━━━ MATERIAL TO PROCESS

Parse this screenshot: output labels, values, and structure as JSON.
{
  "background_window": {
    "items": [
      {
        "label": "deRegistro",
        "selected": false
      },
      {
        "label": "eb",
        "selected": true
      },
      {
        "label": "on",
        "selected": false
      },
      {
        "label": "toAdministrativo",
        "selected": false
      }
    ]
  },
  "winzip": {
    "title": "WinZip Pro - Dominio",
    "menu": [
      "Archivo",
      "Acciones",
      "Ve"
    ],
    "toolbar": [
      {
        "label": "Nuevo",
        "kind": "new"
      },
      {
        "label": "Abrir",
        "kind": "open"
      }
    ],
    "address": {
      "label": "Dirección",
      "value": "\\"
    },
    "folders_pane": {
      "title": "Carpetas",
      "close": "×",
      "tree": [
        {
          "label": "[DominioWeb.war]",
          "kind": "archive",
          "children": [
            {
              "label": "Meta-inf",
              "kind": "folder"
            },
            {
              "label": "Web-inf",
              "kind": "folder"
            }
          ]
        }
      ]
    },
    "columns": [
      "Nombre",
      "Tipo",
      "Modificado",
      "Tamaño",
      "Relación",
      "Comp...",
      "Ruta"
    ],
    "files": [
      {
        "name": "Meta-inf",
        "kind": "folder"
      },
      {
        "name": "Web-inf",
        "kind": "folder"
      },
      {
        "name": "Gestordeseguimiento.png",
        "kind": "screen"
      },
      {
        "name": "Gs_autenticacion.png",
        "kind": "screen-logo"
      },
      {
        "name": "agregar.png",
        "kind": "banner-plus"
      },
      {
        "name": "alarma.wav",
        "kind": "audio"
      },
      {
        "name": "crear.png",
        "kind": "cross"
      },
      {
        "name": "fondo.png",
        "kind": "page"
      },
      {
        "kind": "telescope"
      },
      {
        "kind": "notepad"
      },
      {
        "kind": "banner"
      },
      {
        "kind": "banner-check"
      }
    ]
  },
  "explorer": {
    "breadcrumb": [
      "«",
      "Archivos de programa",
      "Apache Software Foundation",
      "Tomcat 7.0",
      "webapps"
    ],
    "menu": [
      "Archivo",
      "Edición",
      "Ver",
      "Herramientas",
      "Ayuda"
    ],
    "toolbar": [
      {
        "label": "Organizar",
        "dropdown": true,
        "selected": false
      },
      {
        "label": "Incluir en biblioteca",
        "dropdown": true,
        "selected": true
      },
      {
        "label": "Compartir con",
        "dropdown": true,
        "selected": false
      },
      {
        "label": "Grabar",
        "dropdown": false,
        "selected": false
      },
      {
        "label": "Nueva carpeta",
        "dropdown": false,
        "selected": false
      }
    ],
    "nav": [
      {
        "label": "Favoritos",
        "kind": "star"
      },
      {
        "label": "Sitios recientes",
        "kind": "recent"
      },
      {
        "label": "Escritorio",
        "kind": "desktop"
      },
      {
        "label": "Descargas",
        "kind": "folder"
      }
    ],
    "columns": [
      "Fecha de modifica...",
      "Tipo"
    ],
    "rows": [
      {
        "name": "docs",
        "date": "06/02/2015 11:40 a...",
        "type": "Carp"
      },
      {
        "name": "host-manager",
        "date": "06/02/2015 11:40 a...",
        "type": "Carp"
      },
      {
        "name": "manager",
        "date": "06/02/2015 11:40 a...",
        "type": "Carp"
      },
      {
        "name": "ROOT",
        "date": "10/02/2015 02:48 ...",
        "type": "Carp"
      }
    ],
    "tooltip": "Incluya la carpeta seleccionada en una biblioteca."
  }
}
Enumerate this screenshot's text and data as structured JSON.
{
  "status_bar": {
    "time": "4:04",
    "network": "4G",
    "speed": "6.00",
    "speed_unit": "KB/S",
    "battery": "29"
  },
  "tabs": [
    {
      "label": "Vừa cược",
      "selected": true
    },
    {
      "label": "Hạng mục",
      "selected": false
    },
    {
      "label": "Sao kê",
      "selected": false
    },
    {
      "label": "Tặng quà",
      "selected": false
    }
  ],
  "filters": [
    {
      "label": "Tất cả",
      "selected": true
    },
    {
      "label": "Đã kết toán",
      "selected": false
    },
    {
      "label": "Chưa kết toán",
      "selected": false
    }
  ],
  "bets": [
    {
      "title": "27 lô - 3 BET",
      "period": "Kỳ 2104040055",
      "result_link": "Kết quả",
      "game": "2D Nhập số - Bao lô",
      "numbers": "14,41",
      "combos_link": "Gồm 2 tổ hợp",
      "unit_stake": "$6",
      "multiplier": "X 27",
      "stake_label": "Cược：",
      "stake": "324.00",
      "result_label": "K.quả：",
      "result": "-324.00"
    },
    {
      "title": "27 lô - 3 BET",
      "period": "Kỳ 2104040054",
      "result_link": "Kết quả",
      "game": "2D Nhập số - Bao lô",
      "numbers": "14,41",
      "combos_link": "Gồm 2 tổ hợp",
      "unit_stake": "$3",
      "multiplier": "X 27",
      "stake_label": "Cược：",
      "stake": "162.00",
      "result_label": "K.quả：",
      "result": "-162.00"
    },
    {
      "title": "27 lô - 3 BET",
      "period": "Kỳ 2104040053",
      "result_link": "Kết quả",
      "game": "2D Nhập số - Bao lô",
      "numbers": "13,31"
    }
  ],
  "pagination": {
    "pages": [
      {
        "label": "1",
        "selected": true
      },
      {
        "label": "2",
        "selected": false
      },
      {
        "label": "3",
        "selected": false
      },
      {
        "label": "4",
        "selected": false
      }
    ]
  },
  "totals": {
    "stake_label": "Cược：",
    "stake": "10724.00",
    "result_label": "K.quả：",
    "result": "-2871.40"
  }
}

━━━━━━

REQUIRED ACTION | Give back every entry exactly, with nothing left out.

EXERCISE RESULT |
Parse this screenshot: output labels, values, and structure as JSON.
{
  "background_window": {
    "items": [
      {
        "label": "deRegistro",
        "selected": false
      },
      {
        "label": "eb",
        "selected": true
      },
      {
        "label": "on",
        "selected": false
      },
      {
        "label": "toAdministrativo",
        "selected": false
      }
    ]
  },
  "winzip": {
    "title": "WinZip Pro - Dominio",
    "menu": [
      "Archivo",
      "Acciones",
      "Ve"
    ],
    "toolbar": [
      {
        "label": "Nuevo",
        "kind": "new"
      },
      {
        "label": "Abrir",
        "kind": "open"
      }
    ],
    "address": {
      "label": "Dirección",
      "value": "\\"
    },
    "folders_pane": {
      "title": "Carpetas",
      "close": "×",
      "tree": [
        {
          "label": "[DominioWeb.war]",
          "kind": "archive",
          "children": [
            {
              "label": "Meta-inf",
              "kind": "folder"
            },
            {
              "label": "Web-inf",
              "kind": "folder"
            }
          ]
        }
      ]
    },
    "columns": [
      "Nombre",
      "Tipo",
      "Modificado",
      "Tamaño",
      "Relación",
      "Comp...",
      "Ruta"
    ],
    "files": [
      {
        "name": "Meta-inf",
        "kind": "folder"
      },
      {
        "name": "Web-inf",
        "kind": "folder"
      },
      {
        "name": "Gestordeseguimiento.png",
        "kind": "screen"
      },
      {
        "name": "Gs_autenticacion.png",
        "kind": "screen-logo"
      },
      {
        "name": "agregar.png",
        "kind": "banner-plus"
      },
      {
        "name": "alarma.wav",
        "kind": "audio"
      },
      {
        "name": "crear.png",
        "kind": "cross"
      },
      {
        "name": "fondo.png",
        "kind": "page"
      },
      {
        "kind": "telescope"
      },
      {
        "kind": "notepad"
      },
      {
        "kind": "banner"
      },
      {
        "kind": "banner-check"
      }
    ]
  },
  "explorer": {
    "breadcrumb": [
      "«",
      "Archivos de programa",
      "Apache Software Foundation",
      "Tomcat 7.0",
      "webapps"
    ],
    "menu": [
      "Archivo",
      "Edición",
      "Ver",
      "Herramientas",
      "Ayuda"
    ],
    "toolbar": [
      {
        "label": "Organizar",
        "dropdown": true,
        "selected": false
      },
      {
        "label": "Incluir en biblioteca",
        "dropdown": true,
        "selected": true
      },
      {
        "label": "Compartir con",
        "dropdown": true,
        "selected": false
      },
      {
        "label": "Grabar",
        "dropdown": false,
        "selected": false
      },
      {
        "label": "Nueva carpeta",
        "dropdown": false,
        "selected": false
      }
    ],
    "nav": [
      {
        "label": "Favoritos",
        "kind": "star"
      },
      {
        "label": "Sitios recientes",
        "kind": "recent"
      },
      {
        "label": "Escritorio",
        "kind": "desktop"
      },
      {
        "label": "Descargas",
        "kind": "folder"
      }
    ],
    "columns": [
      "Fecha de modifica...",
      "Tipo"
    ],
    "rows": [
      {
        "name": "docs",
        "date": "06/02/2015 11:40 a...",
        "type": "Carp"
      },
      {
        "name": "host-manager",
        "date": "06/02/2015 11:40 a...",
        "type": "Carp"
      },
      {
        "name": "manager",
        "date": "06/02/2015 11:40 a...",
        "type": "Carp"
      },
      {
        "name": "ROOT",
        "date": "10/02/2015 02:48 ...",
        "type": "Carp"
      }
    ],
    "tooltip": "Incluya la carpeta seleccionada en una biblioteca."
  }
}
Enumerate this screenshot's text and data as structured JSON.
{
  "status_bar": {
    "time": "4:04",
    "network": "4G",
    "speed": "6.00",
    "speed_unit": "KB/S",
    "battery": "29"
  },
  "tabs": [
    {
      "label": "Vừa cược",
      "selected": true
    },
    {
      "label": "Hạng mục",
      "selected": false
    },
    {
      "label": "Sao kê",
      "selected": false
    },
    {
      "label": "Tặng quà",
      "selected": false
    }
  ],
  "filters": [
    {
      "label": "Tất cả",
      "selected": true
    },
    {
      "label": "Đã kết toán",
      "selected": false
    },
    {
      "label": "Chưa kết toán",
      "selected": false
    }
  ],
  "bets": [
    {
      "title": "27 lô - 3 BET",
      "period": "Kỳ 2104040055",
      "result_link": "Kết quả",
      "game": "2D Nhập số - Bao lô",
      "numbers": "14,41",
      "combos_link": "Gồm 2 tổ hợp",
      "unit_stake": "$6",
      "multiplier": "X 27",
      "stake_label": "Cược：",
      "stake": "324.00",
      "result_label": "K.quả：",
      "result": "-324.00"
    },
    {
      "title": "27 lô - 3 BET",
      "period": "Kỳ 2104040054",
      "result_link": "Kết quả",
      "game": "2D Nhập số - Bao lô",
      "numbers": "14,41",
      "combos_link": "Gồm 2 tổ hợp",
      "unit_stake": "$3",
      "multiplier": "X 27",
      "stake_label": "Cược：",
      "stake": "162.00",
      "result_label": "K.quả：",
      "result": "-162.00"
    },
    {
      "title": "27 lô - 3 BET",
      "period": "Kỳ 2104040053",
      "result_link": "Kết quả",
      "game": "2D Nhập số - Bao lô",
      "numbers": "13,31"
    }
  ],
  "pagination": {
    "pages": [
      {
        "label": "1",
        "selected": true
      },
      {
        "label": "2",
        "selected": false
      },
      {
        "label": "3",
        "selected": false
      },
      {
        "label": "4",
        "selected": false
      }
    ]
  },
  "totals": {
    "stake_label": "Cược：",
    "stake": "10724.00",
    "result_label": "K.quả：",
    "result": "-2871.40"
  }
}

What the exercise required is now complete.